- Alcohol marketing awareness was associated with increased consumption and greater likelihood of higher-risk consumption as per a study published in BMJ Open in March 2019.
Evidence that alcohol marketing drives higher consumption, higher heavy and binge alcohol consumption is not new to the alcohol industry. This is why the Big Alcohol invests heavily in marketing. With the pandemic most of the marketing and advertising budgets were redirected to digital, social media and e-commerce platforms. A report by the NCD Alliance and the SPECTRUM Research Consortium called “Signalling Virtue, Promoting Harm: Unhealthy commodity industries and COVID-19” exposed how Big Alcohol along with other unhealthy industries turns COVID-19 into the world’s largest marketing campaign.
What can be done?
The solution is to ban alcohol advertising, promotions and sponsorship and to regulate (or ban) alcohol delivery through evidence-based alcohol policy solutions.
Current policies do not regulate alcohol delivery effectively.
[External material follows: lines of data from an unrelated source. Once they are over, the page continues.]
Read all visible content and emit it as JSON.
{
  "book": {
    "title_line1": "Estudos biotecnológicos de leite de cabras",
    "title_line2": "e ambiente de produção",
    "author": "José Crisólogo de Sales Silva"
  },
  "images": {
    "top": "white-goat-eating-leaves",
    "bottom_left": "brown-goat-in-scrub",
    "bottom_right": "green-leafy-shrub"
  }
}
An investigation by the Alcoholic Beverage Control (ABC) department of the state of California found that on-demand alcohol delivery apps harm youth by delivering alcohol to minors. It is necessary to regulate the fast growing mostly self-regulated alcohol delivery industry.
It is also necessary to focus on banning alcohol advertising and promotions specifically on digital and social media platforms as it is growing rapidly. The World Health Organization recommends marketing restrictions as one of the three best-buy cost-effective policy solutions to reduce harm caused by alcohol products.
The industry has shown that they will prioritize profit maximization even during a raging public health crisis. It is the responsibility of the federal and state governments and law makers to protect the American people from being exploited by Big Alcohol.
Marketplace: “Online alcohol sales rise during the pandemic“